Cancellation Watch: Revolution Rises, Walking Dead Crushes All Competition

By | October 17, 2012

I don’t recall if the Walking Dead TV series was shopped around to any of the broadcast networks, but if they did have the chance to grab the show and passed on it, they are definitely regretting that decision now (though likely that’s best for us, because I’m sure they would have turned this into a lame, teen-angst schlock-fest).  The Season 3 premiere of the zombie series based on the comic book of the same name set all sorts of new records this past Sunday night.  That episode pulled a dizzying 5.8 rating in the 18-49 demographic and a whopping 10.9 million total viewers.  That’s way up from the already record-breaking 4.7 rating the show had for its Season 2 finale and sets all sorts of records for non-sports related cable broadcasts (last season’s finale had previously set the record for a scripted cable series).  Not only that, the show is completely blowing the broadcast networks out of the water.  On Sunday, the closest the networks came with their original programming was the 3.0 rating that Once Upon A Time pulled.  Football on NBC had a higher rating than The Walking Dead at 7.7 (where some might have confused the Houston Texans with the walking dead), but the baseball playoffs fell short with only a 2.1 rating.  And I haven’t gone back and checked all the numbers yet, but I don’t believe any scripted show by any of the networks has come close to that 5.8 rating this season.  Several have topped The Walking Dead‘s premiere in total viewers, but to my knowledge none have in the all important 18-49 demographic.  This series has not just delivered a breakout hit, it has become a phenomenon. 
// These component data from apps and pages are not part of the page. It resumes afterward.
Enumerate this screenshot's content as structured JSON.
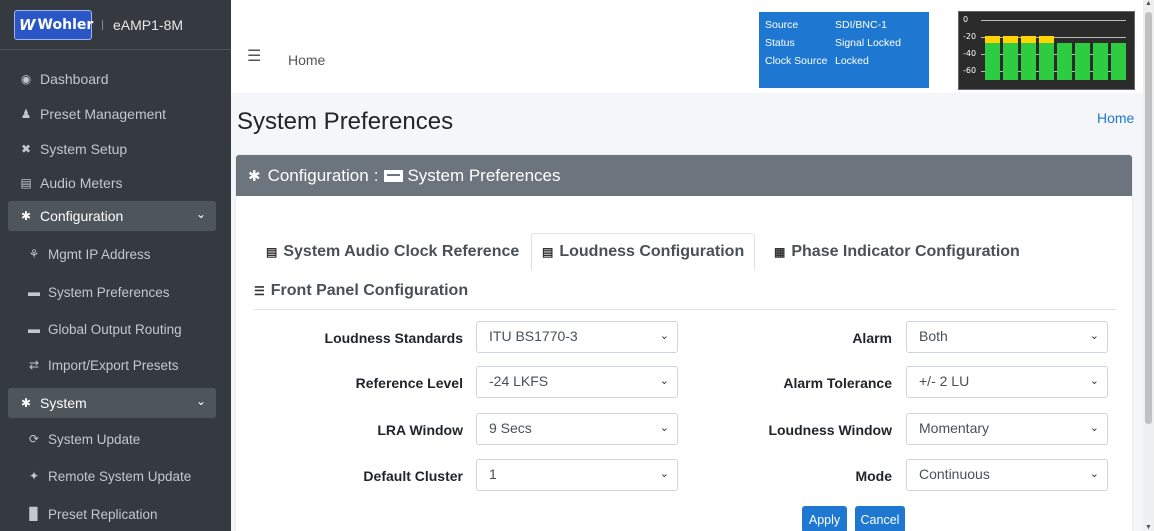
{
  "brand": {
    "logo_mark": "W",
    "logo_text": "Wohler",
    "device_name": "eAMP1-8M"
  },
  "sidebar": {
    "items": [
      {
        "label": "Dashboard",
        "icon": "tachometer-icon"
      },
      {
        "label": "Preset Management",
        "icon": "user-edit-icon"
      },
      {
        "label": "System Setup",
        "icon": "tools-icon"
      },
      {
        "label": "Audio Meters",
        "icon": "chart-bar-icon"
      },
      {
        "label": "Configuration",
        "icon": "cog-icon",
        "expanded": true
      },
      {
        "label": "Mgmt IP Address",
        "icon": "network-icon"
      },
      {
        "label": "System Preferences",
        "icon": "keyboard-icon"
      },
      {
        "label": "Global Output Routing",
        "icon": "keyboard-icon"
      },
      {
        "label": "Import/Export Presets",
        "icon": "exchange-icon"
      },
      {
        "label": "System",
        "icon": "cogs-icon",
        "expanded": true
      },
      {
        "label": "System Update",
        "icon": "sync-icon"
      },
      {
        "label": "Remote System Update",
        "icon": "broadcast-icon"
      },
      {
        "label": "Preset Replication",
        "icon": "clone-icon"
      }
    ]
  },
  "topbar": {
    "breadcrumb": "Home"
  },
  "status": {
    "source_label": "Source",
    "source_value": "SDI/BNC-1",
    "status_label": "Status",
    "status_value": "Signal Locked",
    "clock_label": "Clock Source",
    "clock_value": "Locked"
  },
  "meter": {
    "scale": [
      "0",
      "-20",
      "-40",
      "-60"
    ],
    "bars": [
      0.73,
      0.73,
      0.73,
      0.73,
      0.62,
      0.62,
      0.62,
      0.62
    ],
    "peak": [
      true,
      true,
      true,
      true,
      false,
      false,
      false,
      false
    ],
    "colors": {
      "signal": "#2ecc40",
      "peak": "#ffd400"
    }
  },
  "page": {
    "title": "System Preferences",
    "breadcrumb_home": "Home"
  },
  "card": {
    "header_section": "Configuration",
    "header_sep": ":",
    "header_page": "System Preferences"
  },
  "tabs": [
    {
      "label": "System Audio Clock Reference",
      "active": false
    },
    {
      "label": "Loudness Configuration",
      "active": true
    },
    {
      "label": "Phase Indicator Configuration",
      "active": false
    },
    {
      "label": "Front Panel Configuration",
      "active": false
    }
  ],
  "form": {
    "loudness_standards": {
      "label": "Loudness Standards",
      "value": "ITU BS1770-3"
    },
    "reference_level": {
      "label": "Reference Level",
      "value": "-24 LKFS"
    },
    "lra_window": {
      "label": "LRA Window",
      "value": "9 Secs"
    },
    "default_cluster": {
      "label": "Default Cluster",
      "value": "1"
    },
    "alarm": {
      "label": "Alarm",
      "value": "Both"
    },
    "alarm_tolerance": {
      "label": "Alarm Tolerance",
      "value": "+/- 2 LU"
    },
    "loudness_window": {
      "label": "Loudness Window",
      "value": "Momentary"
    },
    "mode": {
      "label": "Mode",
      "value": "Continuous"
    }
  },
  "buttons": {
    "apply": "Apply",
    "cancel": "Cancel"
  },
  "colors": {
    "accent": "#1e78d2",
    "sidebar_bg": "#343a40",
    "card_header": "#6c757d"
  }
}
Sunday night was not too kind to the two genre shows on the broadcast networks, though, as Once Upon A Time slipped yet again to the aforementioned 3.0 rating with only 9.5 million total viewers.  It did hold honors as top scripted show on the broadcast channels for the evening, but you have to wonder if the audience is starting to lose interest in this one.  At the 10 PM EST hour, 666 Park Ave sunk to a 1.5 rating and 4.8 million total viewers.  Most likely at this point, ABC will allow that one to air out its episodes then they will let it drift off into TV Purgatory.

On Monday night, NBC’s Revolution finally turned around its ratings slide.  The most recent episode improved its numbers to a 3.3 rating and 8.6 million total viewers.  And it continues to far outpace its competition from the other broadcast networks in 10 PM EST timeslot.  As I have said before, as long as this one remains above a 3.0 rating, it is safe.  If it resumes its decline, though, and falls into the mid 2’s, then it will be approaching bubble territory.
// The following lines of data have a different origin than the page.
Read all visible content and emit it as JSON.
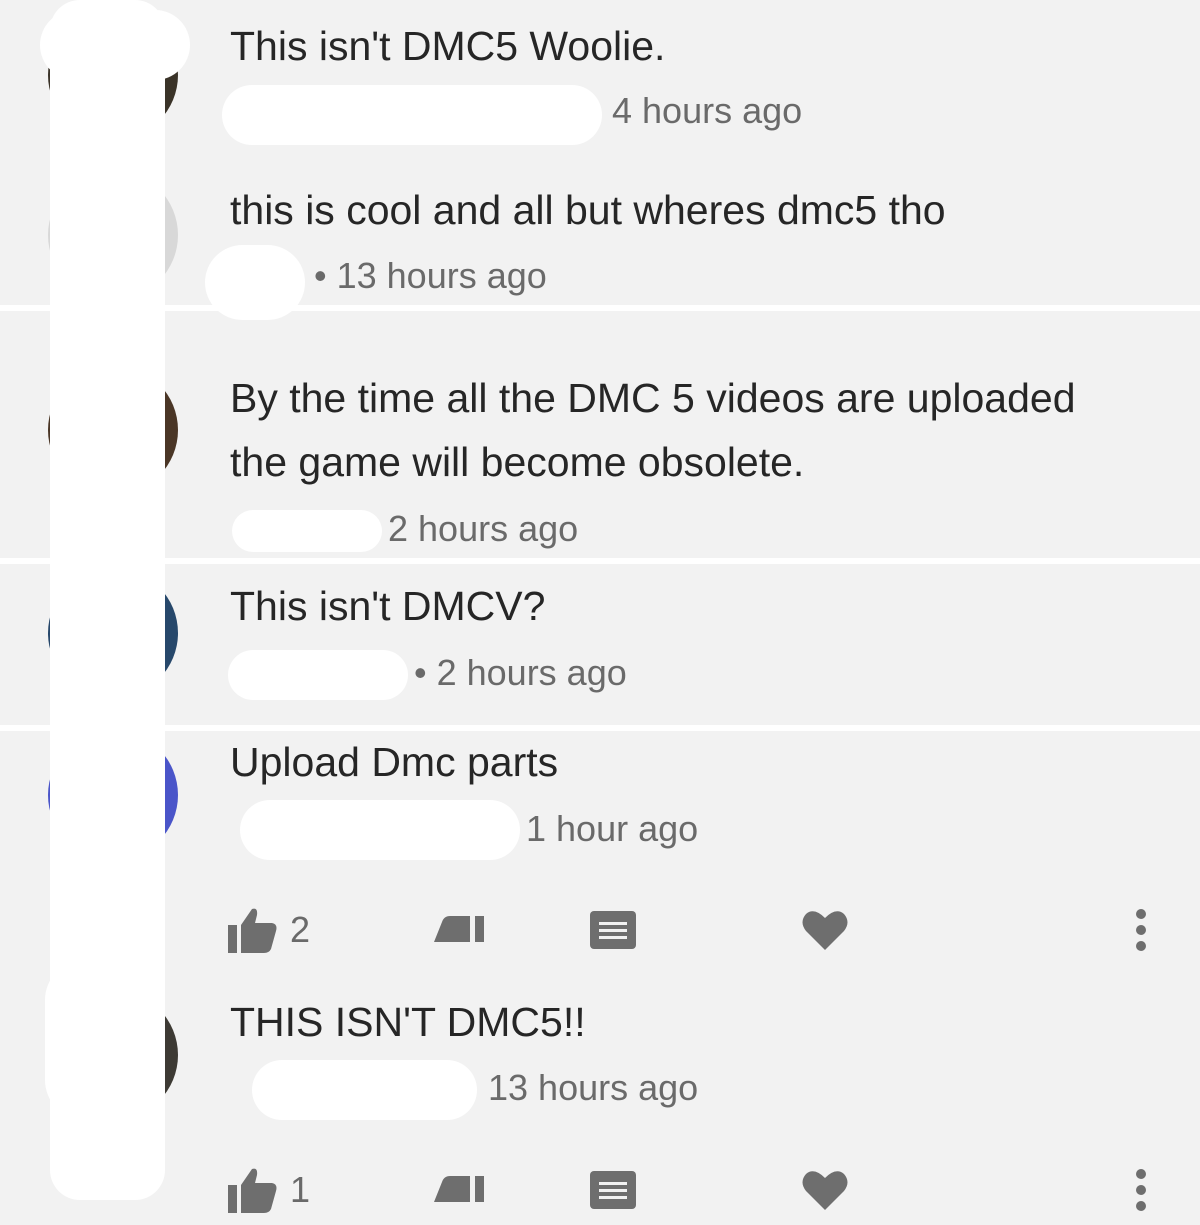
{
  "comments": [
    {
      "text": "This isn't DMC5 Woolie.",
      "time": "4 hours ago"
    },
    {
      "text": "this is cool and all but wheres dmc5 tho",
      "time": "• 13 hours ago"
    },
    {
      "text_line1": "By the time all the DMC 5 videos are uploaded",
      "text_line2": "the game will become obsolete.",
      "time": "2 hours ago"
    },
    {
      "text": "This isn't DMCV?",
      "time": "• 2 hours ago"
    },
    {
      "text": "Upload Dmc parts",
      "time": "1 hour ago",
      "likes": "2"
    },
    {
      "text": "THIS ISN'T DMC5!!",
      "time": "13 hours ago",
      "likes": "1"
    }
  ],
  "icons": [
    "thumbs-up-icon",
    "thumbs-down-icon",
    "reply-icon",
    "heart-icon",
    "more-icon"
  ],
  "colors": {
    "background": "#f2f2f2",
    "text": "#262626",
    "meta": "#6a6a6a",
    "icon": "#6e6e6e"
  }
}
Syfy’s two scripted shows currently airing continue to take up the rear in the ratings among the current crop of genre shows, but Friday’s Haven did get some good news this last week.  It improved its numbers to a 0.5 rating in the 18-49 demo and 1.7 million total viewers.  I still have that one at a Moderate Cancellation Alert status, but if it stays at these levels then I will drop that to Low.  Not so lucky is Monday’s Alphas which pulled another 0.4 rating and slipped to only 1.16 million total viewers.  That show has its Season 2 finale this coming Monday and then we will have to wait and see whether Syfy will keep it around for another year.

Tonight is the Season 2 premiere of FX’s The American Horror Story, and I will post the early returns for that one at the Cancellation Watch Twitter Site either late Thursday or on Friday.  You can see the Cancellation Alert status of all the shows currently airing plus the final results from prior seasons at my Cancellation Watch page.  .

Ratings Source: TV by the Numbers

Why Were They Cancelled? 
The Plight of Science Fiction and Fantasy Television in the Face of the Unforgiving Nielsens and Networks

Ever wondered why your favorite science fiction and/or fantasy show disappeared from the television schedule, never to deliver anymore new episodes? The reason why, most likely, is that it was cancelled because its ratings were low. And this book looks at those many cancelled sci fi/fantasy shows as well as the Neilsen ratings and television networks that dictate their fates. Available now for only $2.99 on Kindle from

Leave a Reply

Your email address will not be published. Required fields are marked *

This site uses Akismet to reduce spam. Learn how your comment data is processed.